    Your ink took a complex and important topic and spelled in out in a way that was short and easy to grasp. In an age when none of us have extra time, I appreciate learning in a “New York minute.”

    I’m struck by your use: Cultures of Responsibility.
    I think/believe #HCSM, #MDchat #RNchat have been nurtured and tended by you and others who have demonstrated a Culture of Responsibility.

    These two sentences are powerful Phil.

    Anybody can be serious.

    It takes a professional to be responsible.

    Now, how do we define a professional?

    Cheers,

    Lisa
    P.S. On a responsible note: Serious folks can be such”Killjoys.”

    • Phil Baumann

      Thanks, Lisa

      I think we can define ‘professional’ broadly in this instance: someone who is both focused and open-minded in using their experience to solve problems and to care for others.

      Professionals don’t get caught up in themselves, don’t identify themselves with the problems they’re trying to solve and don’t get sucked in to their disappointments when it comes to people or systems not doing what they’re supposed to do.

      Phil

  • This is excellent!!!! I’d only like to add that the culture of responsibility applies to patients and patient advocates as well. I’m all for vigorous debate but holy cow, some of the discussion gets so rigid and ideological it reminds me of the feminist movement some of us lived through in the 70s. Some of those women were a little short on humor, at least of the intentional kind. (Exhibit A: substituting “womyn” for “women.” As Dave Barry would say, I am not making this up.) Humor can be a great educational tool. I think responsibility also involves respect, and that seems to be in short supply among some of us as well.

    • Phil Baumann

      Hi Jackie!

      Yes, good comparison.

      Sometimes, in the course of working against bad systems, new ideologies forget why the movement started in the first place. So they can, ironically, create their own immutable laws and prejudices and misunderstandings. The can end up replacing one rigid dogma with another and then advancement slows or breaks down.

      …I do have to say, I have noticed increasing expression by nurses & doctors & others about the state of affairs in how people treat each other.

  • Good point. The funny thing is when this culture of serious carries over to social media. It just doesn’t mix very well.

    Reminds me of the story where a nurse, Sarah Beth RN, was checking her iPhone to remember the normal value of a certain lab associated with a patient’s heart condition. She quickly pulled up the information on her iPhone. Turns out a “very Florence Nightingale nurse” saw her do this and told her “Sarah, you need to put your phone away while working. It really looks bad, and not to mention you are not focused on patient care.”

    Yes, we have a little ways to go on the culture of healthcare.

    • Phil Baumann

      Hi John

      Yes, it’s a very serious problem 😉

      I just think there’s so a long history behind healthcare that has made it be this way.

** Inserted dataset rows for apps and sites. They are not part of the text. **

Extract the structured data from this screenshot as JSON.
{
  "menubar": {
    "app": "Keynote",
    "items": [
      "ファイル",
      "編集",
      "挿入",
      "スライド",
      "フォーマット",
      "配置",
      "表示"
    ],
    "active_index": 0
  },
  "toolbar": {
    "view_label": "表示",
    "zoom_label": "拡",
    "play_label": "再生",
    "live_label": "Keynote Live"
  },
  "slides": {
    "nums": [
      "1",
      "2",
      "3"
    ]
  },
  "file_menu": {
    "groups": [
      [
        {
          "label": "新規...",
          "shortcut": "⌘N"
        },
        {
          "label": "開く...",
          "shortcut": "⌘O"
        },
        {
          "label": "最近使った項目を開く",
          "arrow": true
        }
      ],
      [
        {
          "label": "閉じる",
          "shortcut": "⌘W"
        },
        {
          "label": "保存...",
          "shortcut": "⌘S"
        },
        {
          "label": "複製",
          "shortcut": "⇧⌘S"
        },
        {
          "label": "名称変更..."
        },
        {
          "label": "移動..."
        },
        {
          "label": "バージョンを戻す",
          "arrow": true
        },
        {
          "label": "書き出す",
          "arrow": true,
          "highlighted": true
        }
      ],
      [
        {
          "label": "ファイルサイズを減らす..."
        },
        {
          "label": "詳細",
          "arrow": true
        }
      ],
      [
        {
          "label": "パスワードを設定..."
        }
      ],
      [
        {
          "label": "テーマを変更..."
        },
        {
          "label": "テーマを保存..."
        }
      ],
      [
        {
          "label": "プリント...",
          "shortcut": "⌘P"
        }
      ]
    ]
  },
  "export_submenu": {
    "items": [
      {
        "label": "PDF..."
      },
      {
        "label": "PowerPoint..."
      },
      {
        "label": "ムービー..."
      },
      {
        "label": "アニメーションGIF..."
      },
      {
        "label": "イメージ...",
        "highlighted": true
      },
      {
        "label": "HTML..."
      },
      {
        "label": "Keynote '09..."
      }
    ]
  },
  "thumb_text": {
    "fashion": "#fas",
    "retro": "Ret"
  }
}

      Modern medicine does have its origins in the military (that’s where “Doctor’s Orders” came from – docs were officiers: if you didn’t carry out the order, you could be court-marshaled).

      But change is coming.

      Sarah’s post definitely encapsulated one of the main problems – as well as the cultural gaps that need closing.

      Phil